About this exercise:
Print out all the records, word for word.

Dataset entries:
════════════════════

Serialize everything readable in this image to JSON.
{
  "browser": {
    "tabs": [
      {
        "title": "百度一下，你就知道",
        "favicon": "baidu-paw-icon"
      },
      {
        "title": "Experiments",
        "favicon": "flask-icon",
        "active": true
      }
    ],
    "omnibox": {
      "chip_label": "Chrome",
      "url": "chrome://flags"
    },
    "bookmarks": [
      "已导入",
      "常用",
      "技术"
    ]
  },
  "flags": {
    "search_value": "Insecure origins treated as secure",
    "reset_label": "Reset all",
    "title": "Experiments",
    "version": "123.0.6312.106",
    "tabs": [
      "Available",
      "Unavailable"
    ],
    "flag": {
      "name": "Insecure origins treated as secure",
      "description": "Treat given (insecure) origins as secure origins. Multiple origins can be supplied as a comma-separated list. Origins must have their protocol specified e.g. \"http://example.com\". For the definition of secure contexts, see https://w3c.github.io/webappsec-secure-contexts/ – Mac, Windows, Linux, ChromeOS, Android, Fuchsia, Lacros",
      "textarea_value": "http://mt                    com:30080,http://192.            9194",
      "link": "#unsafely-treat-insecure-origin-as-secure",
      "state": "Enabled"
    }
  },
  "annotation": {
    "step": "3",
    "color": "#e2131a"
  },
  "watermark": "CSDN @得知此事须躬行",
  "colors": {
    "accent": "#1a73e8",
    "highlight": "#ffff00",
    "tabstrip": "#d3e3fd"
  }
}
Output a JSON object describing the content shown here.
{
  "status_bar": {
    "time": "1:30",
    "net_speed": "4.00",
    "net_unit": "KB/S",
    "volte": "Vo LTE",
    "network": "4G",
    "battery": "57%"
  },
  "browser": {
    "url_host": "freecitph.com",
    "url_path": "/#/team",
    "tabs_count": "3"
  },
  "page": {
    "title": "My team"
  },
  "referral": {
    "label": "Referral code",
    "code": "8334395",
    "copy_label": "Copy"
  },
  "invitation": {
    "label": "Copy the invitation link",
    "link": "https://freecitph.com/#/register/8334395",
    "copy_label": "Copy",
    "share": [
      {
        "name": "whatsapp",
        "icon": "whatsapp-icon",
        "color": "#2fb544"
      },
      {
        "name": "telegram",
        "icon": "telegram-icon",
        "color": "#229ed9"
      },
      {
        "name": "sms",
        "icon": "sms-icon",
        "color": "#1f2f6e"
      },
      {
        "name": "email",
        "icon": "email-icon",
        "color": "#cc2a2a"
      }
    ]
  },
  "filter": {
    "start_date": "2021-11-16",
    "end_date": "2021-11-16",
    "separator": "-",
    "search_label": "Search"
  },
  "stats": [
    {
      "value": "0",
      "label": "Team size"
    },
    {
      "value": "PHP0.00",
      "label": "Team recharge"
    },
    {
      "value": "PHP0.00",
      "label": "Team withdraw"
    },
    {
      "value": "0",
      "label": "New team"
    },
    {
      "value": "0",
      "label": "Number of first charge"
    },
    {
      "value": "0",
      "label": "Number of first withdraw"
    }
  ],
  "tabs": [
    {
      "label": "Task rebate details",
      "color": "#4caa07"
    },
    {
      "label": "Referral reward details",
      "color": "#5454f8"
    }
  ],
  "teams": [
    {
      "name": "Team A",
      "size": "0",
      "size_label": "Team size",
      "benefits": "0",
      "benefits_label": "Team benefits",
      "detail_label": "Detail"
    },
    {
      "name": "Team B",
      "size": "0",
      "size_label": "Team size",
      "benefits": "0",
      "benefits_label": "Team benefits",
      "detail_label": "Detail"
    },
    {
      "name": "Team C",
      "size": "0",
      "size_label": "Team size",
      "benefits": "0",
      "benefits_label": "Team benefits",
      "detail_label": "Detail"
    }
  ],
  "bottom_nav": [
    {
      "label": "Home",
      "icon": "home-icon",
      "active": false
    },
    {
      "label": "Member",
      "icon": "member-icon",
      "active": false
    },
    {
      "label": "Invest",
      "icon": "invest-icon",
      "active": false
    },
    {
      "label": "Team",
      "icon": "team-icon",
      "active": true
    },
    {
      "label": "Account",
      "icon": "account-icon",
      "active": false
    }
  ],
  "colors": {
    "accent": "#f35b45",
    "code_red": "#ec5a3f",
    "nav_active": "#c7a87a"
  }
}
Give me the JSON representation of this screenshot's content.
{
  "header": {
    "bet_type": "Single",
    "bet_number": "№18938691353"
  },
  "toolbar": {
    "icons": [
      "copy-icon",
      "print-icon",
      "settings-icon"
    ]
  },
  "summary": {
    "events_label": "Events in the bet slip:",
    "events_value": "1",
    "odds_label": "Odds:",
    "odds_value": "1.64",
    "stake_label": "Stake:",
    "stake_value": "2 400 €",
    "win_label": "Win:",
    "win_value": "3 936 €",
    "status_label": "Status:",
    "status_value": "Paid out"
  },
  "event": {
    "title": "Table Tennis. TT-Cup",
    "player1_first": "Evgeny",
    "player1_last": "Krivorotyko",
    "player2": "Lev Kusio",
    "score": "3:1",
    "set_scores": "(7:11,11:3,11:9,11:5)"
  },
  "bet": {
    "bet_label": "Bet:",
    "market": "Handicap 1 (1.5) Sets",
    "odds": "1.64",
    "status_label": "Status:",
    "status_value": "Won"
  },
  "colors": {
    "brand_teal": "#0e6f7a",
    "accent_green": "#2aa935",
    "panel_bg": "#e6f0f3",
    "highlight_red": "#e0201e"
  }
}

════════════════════

Expected answer:
Serialize everything readable in this image to JSON.
{
  "browser": {
    "tabs": [
      {
        "title": "百度一下，你就知道",
        "favicon": "baidu-paw-icon"
      },
      {
        "title": "Experiments",
        "favicon": "flask-icon",
        "active": true
      }
    ],
    "omnibox": {
      "chip_label": "Chrome",
      "url": "chrome://flags"
    },
    "bookmarks": [
      "已导入",
      "常用",
      "技术"
    ]
  },
  "flags": {
    "search_value": "Insecure origins treated as secure",
    "reset_label": "Reset all",
    "title": "Experiments",
    "version": "123.0.6312.106",
    "tabs": [
      "Available",
      "Unavailable"
    ],
    "flag": {
      "name": "Insecure origins treated as secure",
      "description": "Treat given (insecure) origins as secure origins. Multiple origins can be supplied as a comma-separated list. Origins must have their protocol specified e.g. \"http://example.com\". For the definition of secure contexts, see https://w3c.github.io/webappsec-secure-contexts/ – Mac, Windows, Linux, ChromeOS, Android, Fuchsia, Lacros",
      "textarea_value": "http://mt                    com:30080,http://192.            9194",
      "link": "#unsafely-treat-insecure-origin-as-secure",
      "state": "Enabled"
    }
  },
  "annotation": {
    "step": "3",
    "color": "#e2131a"
  },
  "watermark": "CSDN @得知此事须躬行",
  "colors": {
    "accent": "#1a73e8",
    "highlight": "#ffff00",
    "tabstrip": "#d3e3fd"
  }
}
Output a JSON object describing the content shown here.
{
  "status_bar": {
    "time": "1:30",
    "net_speed": "4.00",
    "net_unit": "KB/S",
    "volte": "Vo LTE",
    "network": "4G",
    "battery": "57%"
  },
  "browser": {
    "url_host": "freecitph.com",
    "url_path": "/#/team",
    "tabs_count": "3"
  },
  "page": {
    "title": "My team"
  },
  "referral": {
    "label": "Referral code",
    "code": "8334395",
    "copy_label": "Copy"
  },
  "invitation": {
    "label": "Copy the invitation link",
    "link": "https://freecitph.com/#/register/8334395",
    "copy_label": "Copy",
    "share": [
      {
        "name": "whatsapp",
        "icon": "whatsapp-icon",
        "color": "#2fb544"
      },
      {
        "name": "telegram",
        "icon": "telegram-icon",
        "color": "#229ed9"
      },
      {
        "name": "sms",
        "icon": "sms-icon",
        "color": "#1f2f6e"
      },
      {
        "name": "email",
        "icon": "email-icon",
        "color": "#cc2a2a"
      }
    ]
  },
  "filter": {
    "start_date": "2021-11-16",
    "end_date": "2021-11-16",
    "separator": "-",
    "search_label": "Search"
  },
  "stats": [
    {
      "value": "0",
      "label": "Team size"
    },
    {
      "value": "PHP0.00",
      "label": "Team recharge"
    },
    {
      "value": "PHP0.00",
      "label": "Team withdraw"
    },
    {
      "value": "0",
      "label": "New team"
    },
    {
      "value": "0",
      "label": "Number of first charge"
    },
    {
      "value": "0",
      "label": "Number of first withdraw"
    }
  ],
  "tabs": [
    {
      "label": "Task rebate details",
      "color": "#4caa07"
    },
    {
      "label": "Referral reward details",
      "color": "#5454f8"
    }
  ],
  "teams": [
    {
      "name": "Team A",
      "size": "0",
      "size_label": "Team size",
      "benefits": "0",
      "benefits_label": "Team benefits",
      "detail_label": "Detail"
    },
    {
      "name": "Team B",
      "size": "0",
      "size_label": "Team size",
      "benefits": "0",
      "benefits_label": "Team benefits",
      "detail_label": "Detail"
    },
    {
      "name": "Team C",
      "size": "0",
      "size_label": "Team size",
      "benefits": "0",
      "benefits_label": "Team benefits",
      "detail_label": "Detail"
    }
  ],
  "bottom_nav": [
    {
      "label": "Home",
      "icon": "home-icon",
      "active": false
    },
    {
      "label": "Member",
      "icon": "member-icon",
      "active": false
    },
    {
      "label": "Invest",
      "icon": "invest-icon",
      "active": false
    },
    {
      "label": "Team",
      "icon": "team-icon",
      "active": true
    },
    {
      "label": "Account",
      "icon": "account-icon",
      "active": false
    }
  ],
  "colors": {
    "accent": "#f35b45",
    "code_red": "#ec5a3f",
    "nav_active": "#c7a87a"
  }
}
Give me the JSON representation of this screenshot's content.
{
  "header": {
    "bet_type": "Single",
    "bet_number": "№18938691353"
  },
  "toolbar": {
    "icons": [
      "copy-icon",
      "print-icon",
      "settings-icon"
    ]
  },
  "summary": {
    "events_label": "Events in the bet slip:",
    "events_value": "1",
    "odds_label": "Odds:",
    "odds_value": "1.64",
    "stake_label": "Stake:",
    "stake_value": "2 400 €",
    "win_label": "Win:",
    "win_value": "3 936 €",
    "status_label": "Status:",
    "status_value": "Paid out"
  },
  "event": {
    "title": "Table Tennis. TT-Cup",
    "player1_first": "Evgeny",
    "player1_last": "Krivorotyko",
    "player2": "Lev Kusio",
    "score": "3:1",
    "set_scores": "(7:11,11:3,11:9,11:5)"
  },
  "bet": {
    "bet_label": "Bet:",
    "market": "Handicap 1 (1.5) Sets",
    "odds": "1.64",
    "status_label": "Status:",
    "status_value": "Won"
  },
  "colors": {
    "brand_teal": "#0e6f7a",
    "accent_green": "#2aa935",
    "panel_bg": "#e6f0f3",
    "highlight_red": "#e0201e"
  }
}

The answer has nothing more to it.